Task prompt:
Search the material and gather each line with "username" in it.
:::
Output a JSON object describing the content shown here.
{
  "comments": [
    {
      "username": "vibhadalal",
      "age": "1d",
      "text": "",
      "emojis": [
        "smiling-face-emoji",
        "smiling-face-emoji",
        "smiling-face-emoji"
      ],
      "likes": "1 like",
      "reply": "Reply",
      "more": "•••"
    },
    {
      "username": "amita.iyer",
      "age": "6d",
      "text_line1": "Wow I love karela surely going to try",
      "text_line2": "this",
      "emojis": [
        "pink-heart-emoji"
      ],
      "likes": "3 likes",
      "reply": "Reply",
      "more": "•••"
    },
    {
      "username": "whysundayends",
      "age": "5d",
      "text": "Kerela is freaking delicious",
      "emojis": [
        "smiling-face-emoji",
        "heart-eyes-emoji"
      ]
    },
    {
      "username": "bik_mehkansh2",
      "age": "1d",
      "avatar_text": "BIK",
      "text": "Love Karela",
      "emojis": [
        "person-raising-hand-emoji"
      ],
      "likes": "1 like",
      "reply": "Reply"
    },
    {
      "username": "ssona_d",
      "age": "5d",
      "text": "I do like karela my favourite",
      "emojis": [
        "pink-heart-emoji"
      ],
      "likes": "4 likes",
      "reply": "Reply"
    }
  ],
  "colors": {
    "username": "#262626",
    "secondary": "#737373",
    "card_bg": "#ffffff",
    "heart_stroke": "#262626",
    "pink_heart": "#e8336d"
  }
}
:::
Answer below:
      "username": "vibhadalal",
      "username": "amita.iyer",
      "username": "whysundayends",
      "username": "bik_mehkansh2",
      "username": "ssona_d",
    "username": "#262626",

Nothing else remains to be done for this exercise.